=== Records for processing ===

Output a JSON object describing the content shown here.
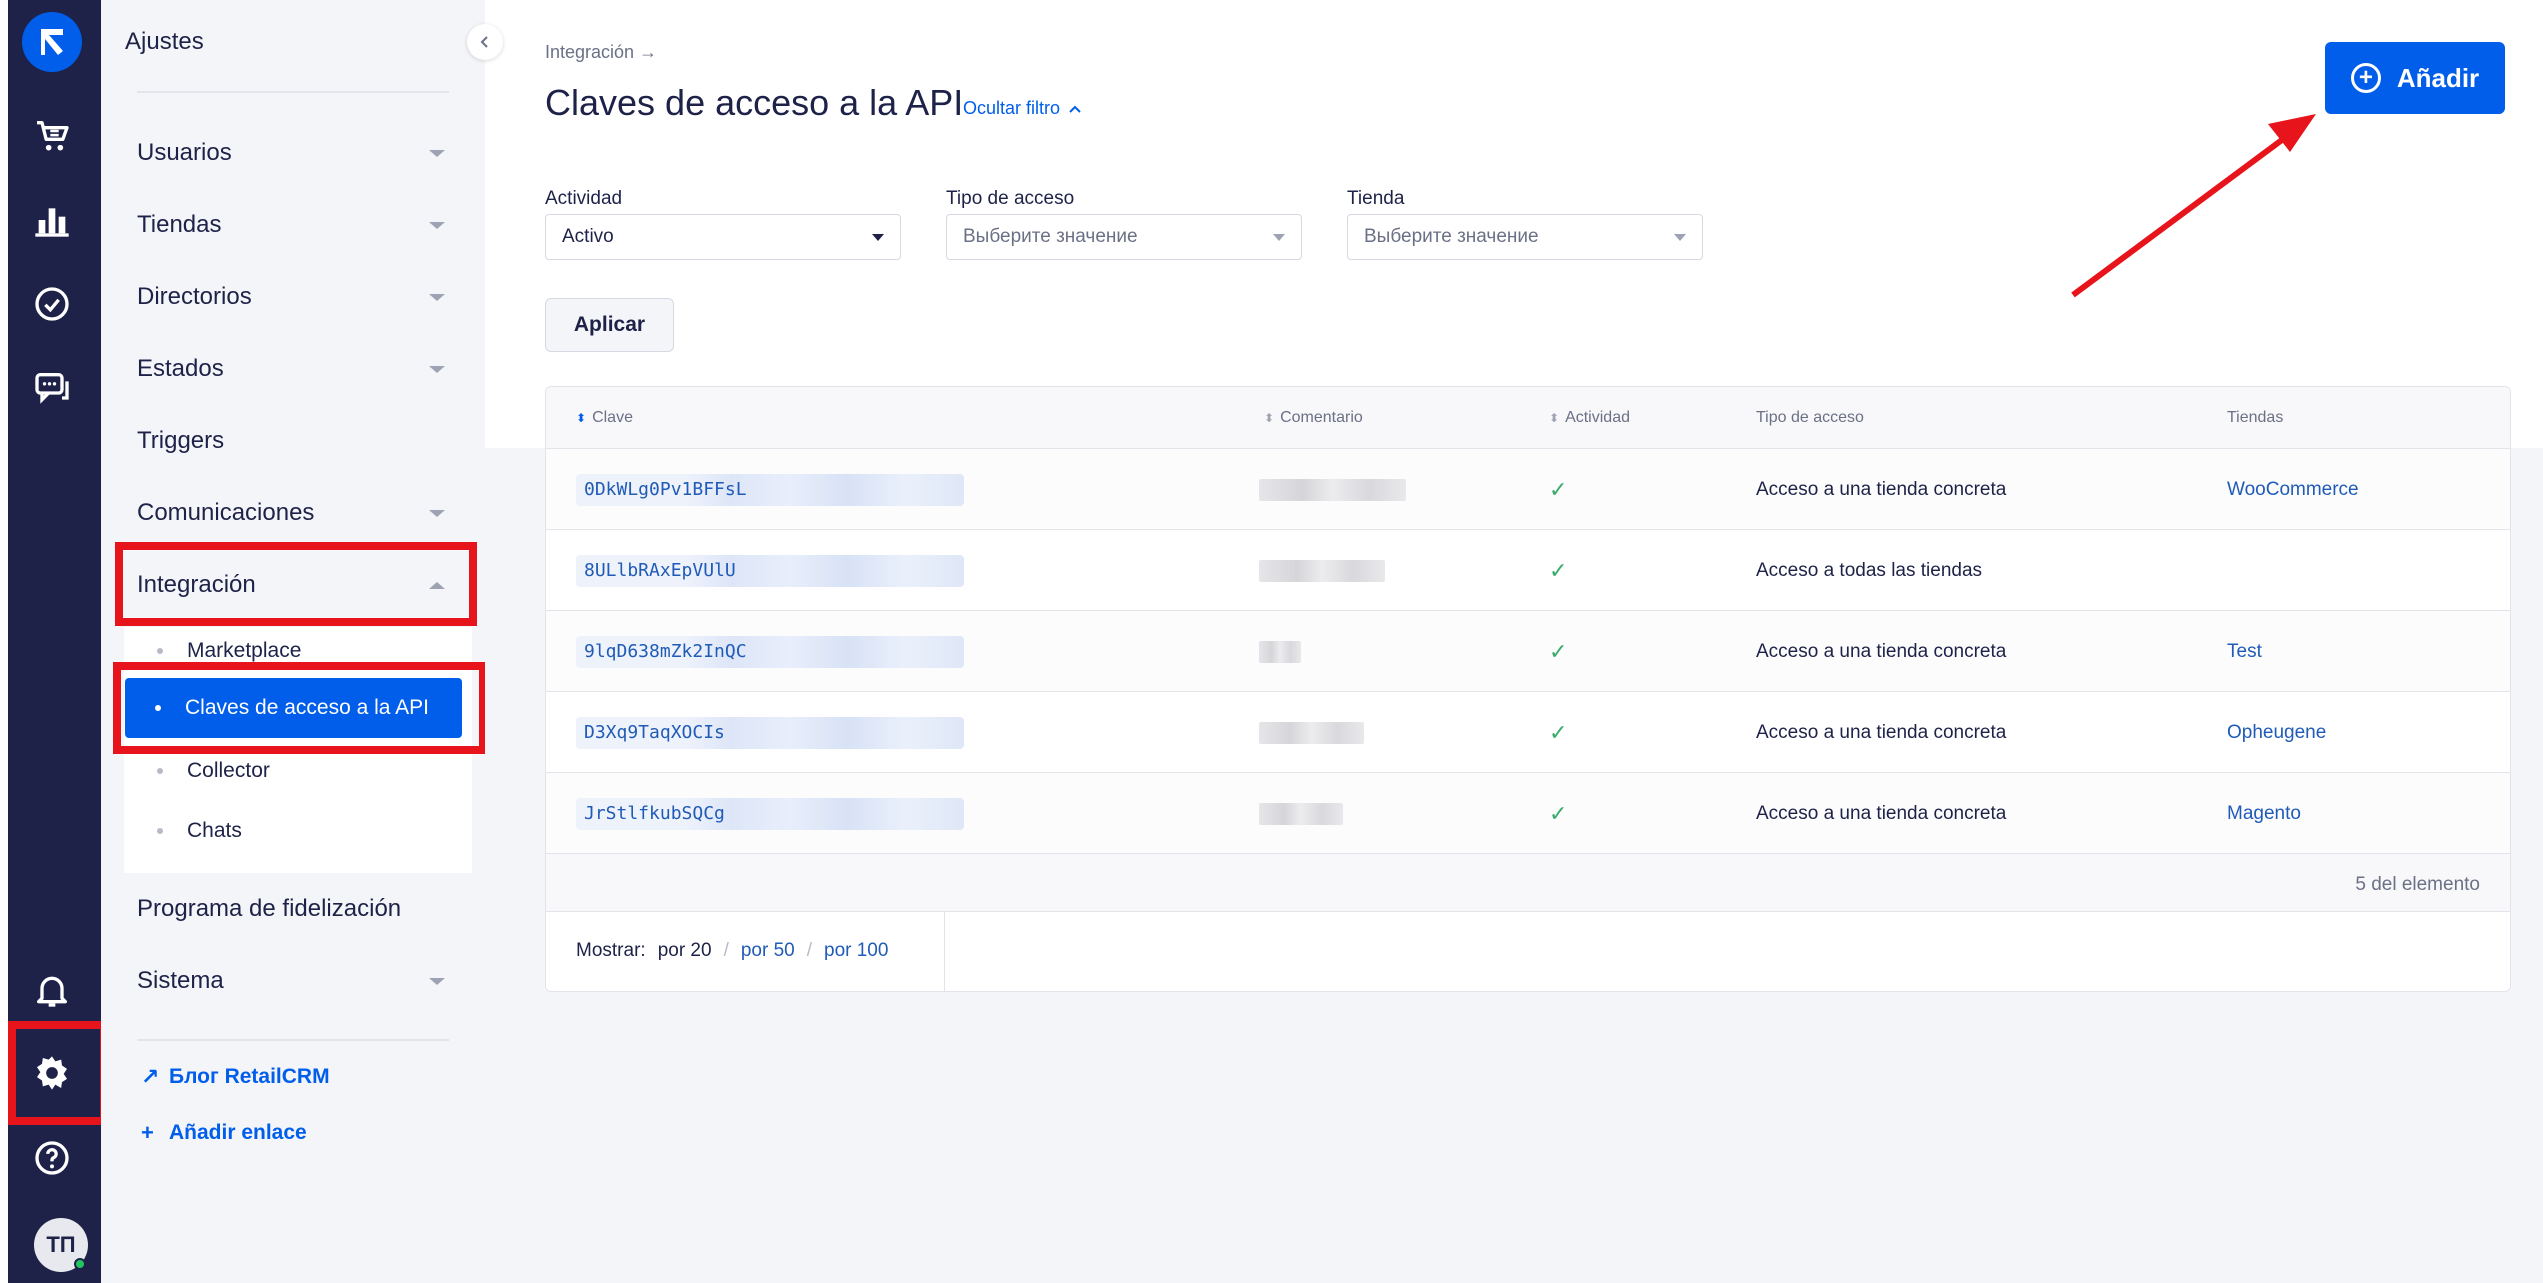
{
  "rail": {
    "logo_icon": "retailcrm-logo-icon",
    "avatar_initials": "ТП",
    "icons": [
      "cart-icon",
      "chart-icon",
      "check-circle-icon",
      "chat-icon",
      "bell-icon",
      "gear-icon",
      "help-icon"
    ]
  },
  "sidebar": {
    "title": "Ajustes",
    "items": [
      {
        "label": "Usuarios"
      },
      {
        "label": "Tiendas"
      },
      {
        "label": "Directorios"
      },
      {
        "label": "Estados"
      },
      {
        "label": "Triggers"
      },
      {
        "label": "Comunicaciones"
      },
      {
        "label": "Integración"
      },
      {
        "label": "Programa de fidelización"
      },
      {
        "label": "Sistema"
      }
    ],
    "subitems": [
      {
        "label": "Marketplace"
      },
      {
        "label": "Claves de acceso a la API"
      },
      {
        "label": "Collector"
      },
      {
        "label": "Chats"
      }
    ],
    "links": [
      {
        "label": "Блог RetailCRM"
      },
      {
        "label": "Añadir enlace"
      }
    ]
  },
  "main": {
    "breadcrumb": "Integración →",
    "title": "Claves de acceso a la API",
    "hide_filter": "Ocultar filtro",
    "add_button": "Añadir",
    "filters": [
      {
        "label": "Actividad",
        "value": "Activo"
      },
      {
        "label": "Tipo de acceso",
        "value": "Выберите значение"
      },
      {
        "label": "Tienda",
        "value": "Выберите значение"
      }
    ],
    "apply": "Aplicar",
    "table": {
      "headers": [
        "Clave",
        "Comentario",
        "Actividad",
        "Tipo de acceso",
        "Tiendas"
      ],
      "rows": [
        {
          "key": "0DkWLg0Pv1BFFsL",
          "access": "Acceso a una tienda concreta",
          "store": "WooCommerce"
        },
        {
          "key": "8ULlbRAxEpVUlU",
          "access": "Acceso a todas las tiendas",
          "store": ""
        },
        {
          "key": "9lqD638mZk2InQC",
          "access": "Acceso a una tienda concreta",
          "store": "Test"
        },
        {
          "key": "D3Xq9TaqXOCIs",
          "access": "Acceso a una tienda concreta",
          "store": "Opheugene"
        },
        {
          "key": "JrStlfkubSQCg",
          "access": "Acceso a una tienda concreta",
          "store": "Magento"
        }
      ],
      "count": "5 del elemento",
      "pager": {
        "label": "Mostrar:",
        "current": "por 20",
        "opt2": "por 50",
        "opt3": "por 100"
      }
    }
  }
}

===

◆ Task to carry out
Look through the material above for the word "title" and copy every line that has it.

◆ Response for this exercise
    "title": "Ajustes",
    "title": "Claves de acceso a la API",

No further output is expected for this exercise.